Rugilus angustatus (Geoffroy, 1785)
Locally common throughout the Palaearctic region including the Near East but not North Africa and now widespread in eastern North America, no doubt from European adventives, this is among the most widespread species of the genus. In Europe it occurs from Spain to Greece in the south and extends north into the UK and Denmark and to the Arctic Circle in Sweden and Finland although it appears to be absent from Norway; it is generally common in southern and central regions but otherwise local and scarce. Here it locally common in Norfolk and parts of Suffolk but otherwise scarce and very local in Southern England and South Wales. The species is typical of permanently damp habitats; in the UK mostly among moss or vegetation in fens and marshes or in decaying hay and straw in arable situations but on the continent also in open grassland, all types of damp woodland and often in disturbed areas, in North America often among bark or logs in wooded areas as well as wetlands generally, including among debris in a Beaver dam, and specimens were found on shed windowpanes in central New York. In Northern Europe adults occur year-round, they are active in all but the coldest winter spells and peak in abundance during March and April and again in September, suggesting spring breeding. They may be sampled by sieving moss and litter etc., especially moss that has accumulated on fallen branches or logs, they often occur among flood refuse and, at least in North America, they have been swept in flight on warm evenings.

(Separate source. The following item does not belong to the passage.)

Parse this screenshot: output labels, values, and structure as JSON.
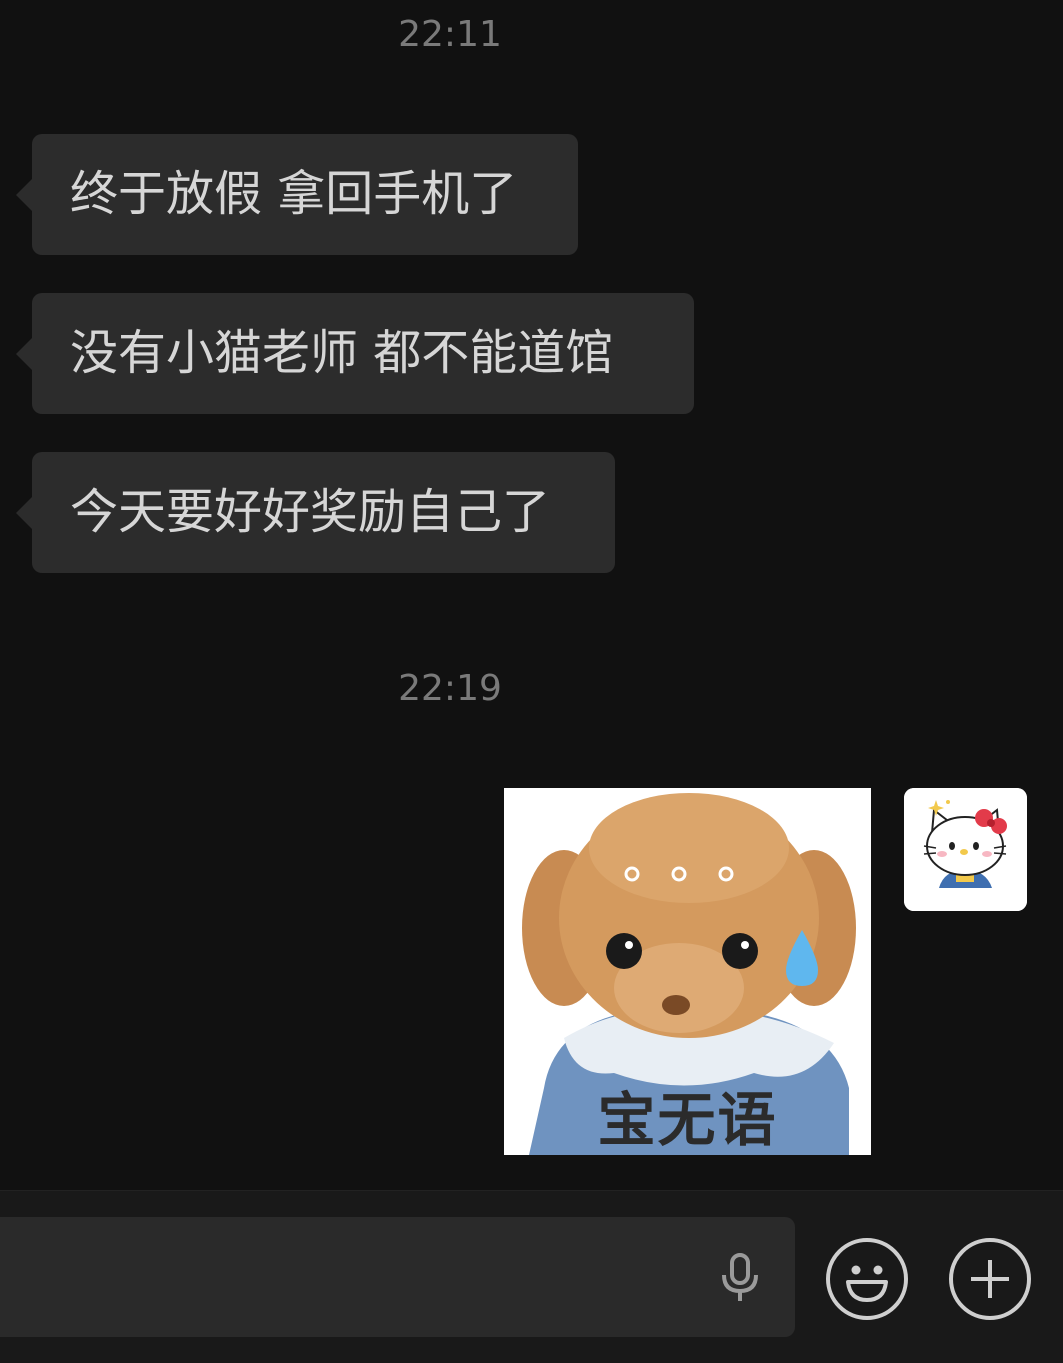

6.0-6.5 mm. Body black but for the red pronotum and yellowish elytral apices, antennae dark, usually with the base of most segments narrowly yellow and the apical segments substantially pale, palps brown, usually with the apex of most segments pale, legs brown but often with the middle and hind femora and tibiae darker. Dorsal surface finely pubescent throughout. Head elongate, broadest across eyes that occupy less than half the lateral margin and with rounded temples converging to a very narrow neck, surface without depressions or structure, evenly and densely punctured throughout. Labrum smoothly curved and with a small tooth either side of the middle, mandibles long and curved; the right with four internal teeth and the left with three. Antennae inserted laterally in front of the eyes and outside the base of the mandibles, 11-segmented and filiform with the basal segment distinctly longer than the third segment. Pronotum elongate and narrower than the head and elytra, broadest about the middle and converging to a narrow apical margin and a much broader basal margin, surface punctured throughout, less densely so than the head, except for a smooth and narrowly depressed median strip. Lateral pronotal margins reflexed and not visible from above. Elytra elongate, almost parallel-sided from rounded shoulders to incurved apical margins and evenly punctured throughout, sutural margin depressed, otherwise without depressions or striae. Abdomen relatively short, dilated about the middle, four basal tergites strongly bordered, fifth tergite longer than 1-4 and only finely bordered, all tergites finely and densely punctured except for the base of the first and second with much stronger punctures. In males the eighth sternite is depressed medially and strongly excised apically. Legs long and slender, tibiae without a distinct apical spur and all tarsal segments elongate and narrow.
Rugilus angustatus 1
Rugilus angustatus 2